» **Task details**
Your answer should be every line of the records that contains the word "NCBI", copied as it stands.

□ □ □ □

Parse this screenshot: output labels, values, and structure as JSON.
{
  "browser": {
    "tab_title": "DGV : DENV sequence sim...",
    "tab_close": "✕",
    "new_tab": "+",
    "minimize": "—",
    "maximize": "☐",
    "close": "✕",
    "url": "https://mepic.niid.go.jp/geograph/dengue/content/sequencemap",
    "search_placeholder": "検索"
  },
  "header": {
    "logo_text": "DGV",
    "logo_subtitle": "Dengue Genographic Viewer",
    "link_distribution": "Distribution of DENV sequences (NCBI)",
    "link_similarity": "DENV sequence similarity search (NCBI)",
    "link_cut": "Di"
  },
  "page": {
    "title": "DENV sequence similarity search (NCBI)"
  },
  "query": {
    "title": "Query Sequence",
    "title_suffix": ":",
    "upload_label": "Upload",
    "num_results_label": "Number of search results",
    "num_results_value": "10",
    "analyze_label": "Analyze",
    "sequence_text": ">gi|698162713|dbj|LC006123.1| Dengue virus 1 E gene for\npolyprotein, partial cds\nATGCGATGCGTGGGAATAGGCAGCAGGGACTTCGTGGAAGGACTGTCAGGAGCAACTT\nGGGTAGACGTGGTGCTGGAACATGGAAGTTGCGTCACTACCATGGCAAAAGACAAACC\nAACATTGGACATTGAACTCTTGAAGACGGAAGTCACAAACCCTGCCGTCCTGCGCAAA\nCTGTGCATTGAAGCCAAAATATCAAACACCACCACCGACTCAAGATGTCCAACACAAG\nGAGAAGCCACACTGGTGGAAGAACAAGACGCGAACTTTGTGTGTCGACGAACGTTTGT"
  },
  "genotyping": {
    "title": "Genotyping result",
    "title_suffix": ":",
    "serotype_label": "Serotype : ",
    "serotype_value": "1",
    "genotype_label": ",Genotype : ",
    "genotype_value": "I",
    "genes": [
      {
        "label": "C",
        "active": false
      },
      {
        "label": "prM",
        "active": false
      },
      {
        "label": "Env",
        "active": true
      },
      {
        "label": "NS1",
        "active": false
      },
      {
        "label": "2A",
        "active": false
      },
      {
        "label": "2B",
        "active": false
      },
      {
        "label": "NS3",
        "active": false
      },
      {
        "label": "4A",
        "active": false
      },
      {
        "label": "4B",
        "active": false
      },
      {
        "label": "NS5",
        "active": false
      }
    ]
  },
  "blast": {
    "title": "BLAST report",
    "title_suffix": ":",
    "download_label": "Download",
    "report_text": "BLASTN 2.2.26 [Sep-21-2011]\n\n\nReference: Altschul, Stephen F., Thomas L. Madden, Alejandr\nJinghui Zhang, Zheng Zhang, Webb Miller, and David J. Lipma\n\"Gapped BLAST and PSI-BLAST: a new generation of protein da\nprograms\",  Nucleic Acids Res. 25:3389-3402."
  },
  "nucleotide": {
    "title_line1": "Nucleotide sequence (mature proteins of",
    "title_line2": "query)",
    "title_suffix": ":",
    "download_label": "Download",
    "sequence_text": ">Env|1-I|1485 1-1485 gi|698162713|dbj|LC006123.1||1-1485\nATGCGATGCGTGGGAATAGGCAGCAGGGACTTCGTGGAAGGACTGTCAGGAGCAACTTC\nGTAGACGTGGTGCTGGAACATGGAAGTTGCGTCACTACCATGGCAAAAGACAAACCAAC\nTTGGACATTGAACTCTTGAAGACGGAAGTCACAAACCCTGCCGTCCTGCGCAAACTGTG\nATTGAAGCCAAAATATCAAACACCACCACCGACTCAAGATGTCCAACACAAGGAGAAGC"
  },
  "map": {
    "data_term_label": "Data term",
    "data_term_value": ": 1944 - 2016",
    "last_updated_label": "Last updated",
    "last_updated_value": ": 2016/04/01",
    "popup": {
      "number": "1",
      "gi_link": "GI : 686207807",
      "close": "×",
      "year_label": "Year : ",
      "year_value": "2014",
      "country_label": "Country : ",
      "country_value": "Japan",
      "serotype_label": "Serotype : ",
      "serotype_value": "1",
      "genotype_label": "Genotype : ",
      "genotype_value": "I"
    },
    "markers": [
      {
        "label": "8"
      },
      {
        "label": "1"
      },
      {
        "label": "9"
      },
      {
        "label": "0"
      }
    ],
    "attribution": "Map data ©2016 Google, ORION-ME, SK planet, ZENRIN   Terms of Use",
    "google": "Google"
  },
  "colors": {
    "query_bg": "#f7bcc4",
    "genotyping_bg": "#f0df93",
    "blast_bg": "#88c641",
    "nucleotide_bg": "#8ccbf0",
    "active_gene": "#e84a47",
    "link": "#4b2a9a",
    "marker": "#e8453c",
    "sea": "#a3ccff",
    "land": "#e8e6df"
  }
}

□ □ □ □

» **Expected answer**
    "link_distribution": "Distribution of DENV sequences (NCBI)",
    "link_similarity": "DENV sequence similarity search (NCBI)",
    "title": "DENV sequence similarity search (NCBI)"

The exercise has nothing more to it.